* [YOUR ASSIGNMENT]:
Search the data for the word "file" and copy every line where it occurs.
(DATA TO USE begins)
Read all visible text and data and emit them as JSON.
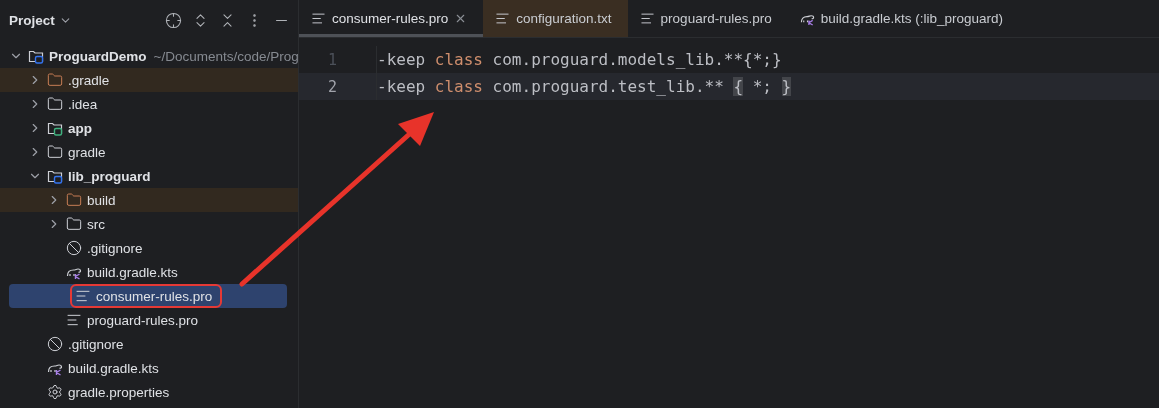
{
  "sidebar": {
    "title": "Project",
    "tree": [
      {
        "label": "ProguardDemo",
        "hint": "~/Documents/code/Prog",
        "kind": "project",
        "expanded": true,
        "selected": false,
        "excluded": false,
        "children": [
          {
            "label": ".gradle",
            "kind": "folder",
            "expanded": false,
            "selected": false,
            "excluded": true
          },
          {
            "label": ".idea",
            "kind": "folder",
            "expanded": false,
            "selected": false,
            "excluded": false
          },
          {
            "label": "app",
            "kind": "app-module",
            "expanded": false,
            "selected": false,
            "excluded": false
          },
          {
            "label": "gradle",
            "kind": "folder",
            "expanded": false,
            "selected": false,
            "excluded": false
          },
          {
            "label": "lib_proguard",
            "kind": "library-module",
            "expanded": true,
            "selected": false,
            "excluded": false,
            "children": [
              {
                "label": "build",
                "kind": "folder",
                "expanded": false,
                "selected": false,
                "excluded": true
              },
              {
                "label": "src",
                "kind": "folder",
                "expanded": false,
                "selected": false,
                "excluded": false
              },
              {
                "label": ".gitignore",
                "kind": "ignore-file",
                "selected": false,
                "excluded": false
              },
              {
                "label": "build.gradle.kts",
                "kind": "gradle-file",
                "selected": false,
                "excluded": false
              },
              {
                "label": "consumer-rules.pro",
                "kind": "text-file",
                "selected": true,
                "excluded": false,
                "annotated": true
              },
              {
                "label": "proguard-rules.pro",
                "kind": "text-file",
                "selected": false,
                "excluded": false
              }
            ]
          },
          {
            "label": ".gitignore",
            "kind": "ignore-file",
            "selected": false,
            "excluded": false
          },
          {
            "label": "build.gradle.kts",
            "kind": "gradle-file",
            "selected": false,
            "excluded": false
          },
          {
            "label": "gradle.properties",
            "kind": "properties-file",
            "selected": false,
            "excluded": false
          }
        ]
      }
    ]
  },
  "tabs": [
    {
      "label": "consumer-rules.pro",
      "kind": "text-file",
      "selected": true,
      "excluded": false
    },
    {
      "label": "configuration.txt",
      "kind": "text-file",
      "selected": false,
      "excluded": true
    },
    {
      "label": "proguard-rules.pro",
      "kind": "text-file",
      "selected": false,
      "excluded": false
    },
    {
      "label": "build.gradle.kts (:lib_proguard)",
      "kind": "gradle-file",
      "selected": false,
      "excluded": false
    }
  ],
  "editor": {
    "lines": [
      {
        "number": "1",
        "current": false,
        "tokens": [
          {
            "text": "-keep ",
            "kind": "plain"
          },
          {
            "text": "class",
            "kind": "keyword"
          },
          {
            "text": " com.proguard.models_lib.**{*;}",
            "kind": "plain"
          }
        ]
      },
      {
        "number": "2",
        "current": true,
        "tokens": [
          {
            "text": "-keep ",
            "kind": "plain"
          },
          {
            "text": "class",
            "kind": "keyword"
          },
          {
            "text": " com.proguard.test_lib.** ",
            "kind": "plain"
          },
          {
            "text": "{",
            "kind": "brace-match"
          },
          {
            "text": " *; ",
            "kind": "plain"
          },
          {
            "text": "}",
            "kind": "brace-match"
          }
        ]
      }
    ]
  }
}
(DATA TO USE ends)
* [FINAL ANSWER]:
                "kind": "ignore-file",
                "kind": "gradle-file",
                "kind": "text-file",
                "kind": "text-file",
            "kind": "ignore-file",
            "kind": "gradle-file",
            "kind": "properties-file",
      "kind": "text-file",
      "kind": "text-file",
      "kind": "text-file",
      "kind": "gradle-file",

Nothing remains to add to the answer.